EXERCISE MATERIALS Start Marker
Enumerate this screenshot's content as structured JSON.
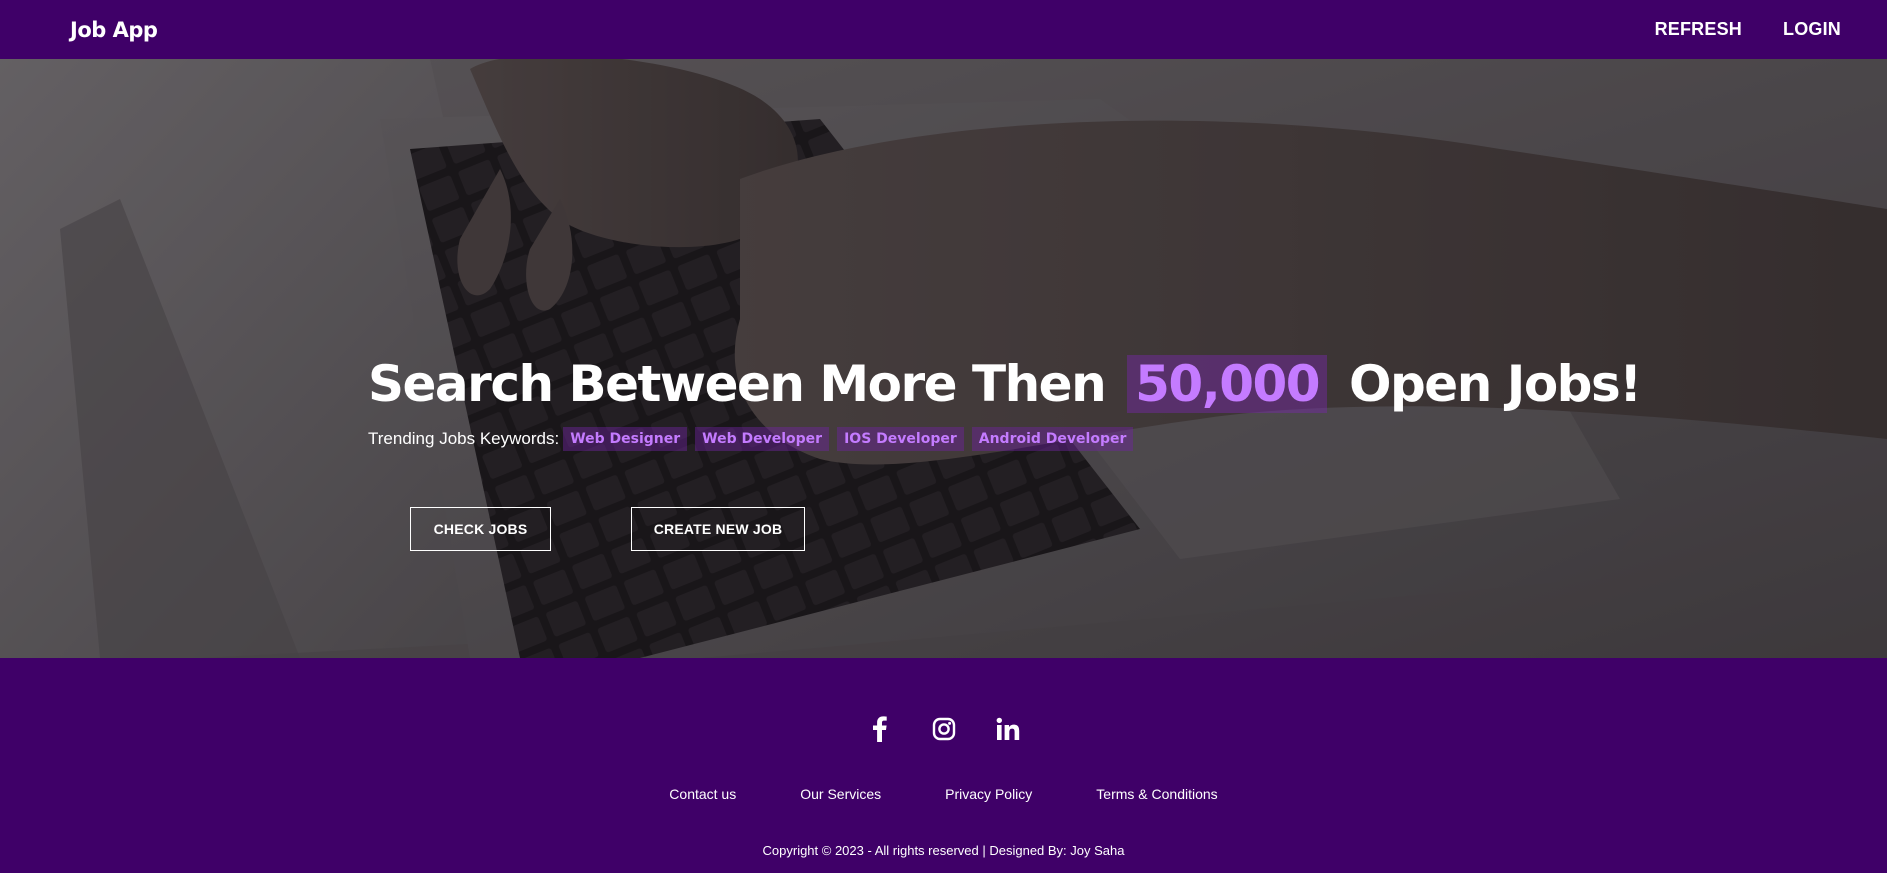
{
  "nav": {
    "brand": "Job App",
    "refresh_label": "REFRESH",
    "login_label": "LOGIN"
  },
  "hero": {
    "headline_prefix": "Search Between More Then",
    "headline_highlight": "50,000",
    "headline_suffix": "Open Jobs!",
    "trending_label": "Trending Jobs Keywords:",
    "keywords": [
      "Web Designer",
      "Web Developer",
      "IOS Developer",
      "Android Developer"
    ],
    "check_jobs_label": "CHECK JOBS",
    "create_job_label": "CREATE NEW JOB"
  },
  "footer": {
    "social": [
      "facebook-icon",
      "instagram-icon",
      "linkedin-icon"
    ],
    "links": [
      "Contact us",
      "Our Services",
      "Privacy Policy",
      "Terms & Conditions"
    ],
    "copyright": "Copyright © 2023 - All rights reserved | Designed By: Joy Saha"
  },
  "colors": {
    "brand_purple": "#3f0068",
    "accent_purple": "#c47bff"
  }
}
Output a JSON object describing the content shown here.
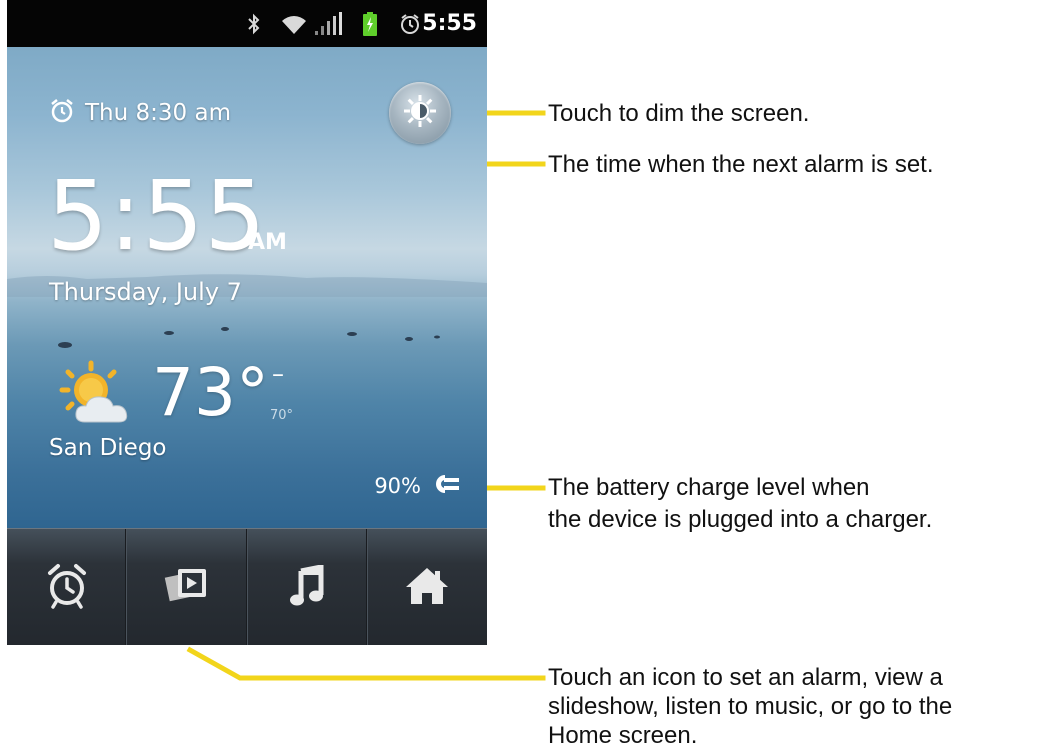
{
  "status_bar": {
    "time": "5:55",
    "icons": [
      "bluetooth-icon",
      "wifi-icon",
      "signal-icon",
      "battery-charging-icon",
      "alarm-icon"
    ]
  },
  "dock": {
    "next_alarm": "Thu 8:30 am",
    "time": "5:55",
    "ampm": "AM",
    "date": "Thursday, July 7",
    "weather": {
      "temp": "73°",
      "high": "–",
      "low": "70°",
      "city": "San Diego",
      "condition_icon": "partly-cloudy-icon"
    },
    "battery": "90%",
    "bottom_buttons": [
      {
        "name": "alarm-button",
        "icon": "alarm-clock-icon"
      },
      {
        "name": "slideshow-button",
        "icon": "slideshow-icon"
      },
      {
        "name": "music-button",
        "icon": "music-note-icon"
      },
      {
        "name": "home-button",
        "icon": "home-icon"
      }
    ]
  },
  "callouts": {
    "dim": "Touch to dim the screen.",
    "alarm": "The time when the next alarm is set.",
    "battery_line1": "The battery charge level when",
    "battery_line2": "the device is plugged into a charger.",
    "icons_line1": "Touch an icon to set an alarm, view a",
    "icons_line2": "slideshow, listen to music, or go to the",
    "icons_line3": "Home screen."
  },
  "colors": {
    "callout_line": "#f2d51b",
    "wallpaper_top": "#7faac6",
    "wallpaper_bottom": "#2f6590",
    "bottom_bar": "#2c3239",
    "status_bar": "#050505"
  }
}
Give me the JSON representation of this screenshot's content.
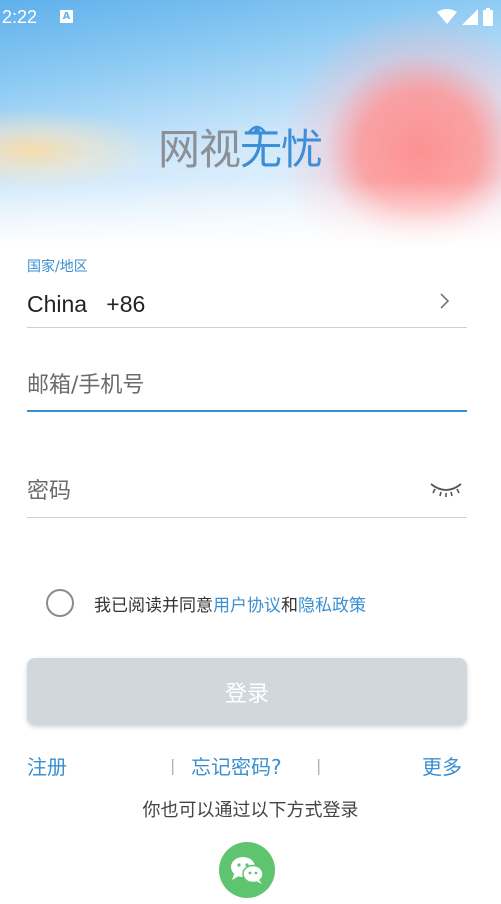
{
  "status_bar": {
    "time": "2:22",
    "notification_icon": "app-notification-icon",
    "icons": [
      "wifi-icon",
      "signal-icon",
      "battery-icon"
    ]
  },
  "logo": {
    "part1": "网视",
    "part2": "无忧"
  },
  "country": {
    "label": "国家/地区",
    "value": "China   +86",
    "icon": "chevron-right-icon"
  },
  "email": {
    "placeholder": "邮箱/手机号",
    "value": ""
  },
  "password": {
    "placeholder": "密码",
    "value": "",
    "toggle_icon": "eye-closed-icon"
  },
  "agreement": {
    "prefix": "我已阅读并同意",
    "terms": "用户协议",
    "and": "和",
    "privacy": "隐私政策"
  },
  "login_button": {
    "label": "登录"
  },
  "links": {
    "register": "注册",
    "forgot": "忘记密码?",
    "more": "更多",
    "separator": "|"
  },
  "alt_login": {
    "text": "你也可以通过以下方式登录",
    "wechat_icon": "wechat-icon"
  },
  "colors": {
    "accent": "#3a8fd0",
    "button_disabled": "#d0d8de",
    "wechat": "#5fc46f"
  }
}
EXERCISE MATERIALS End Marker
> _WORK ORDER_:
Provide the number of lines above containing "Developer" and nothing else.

> _WRITTEN SOLUTION_:
3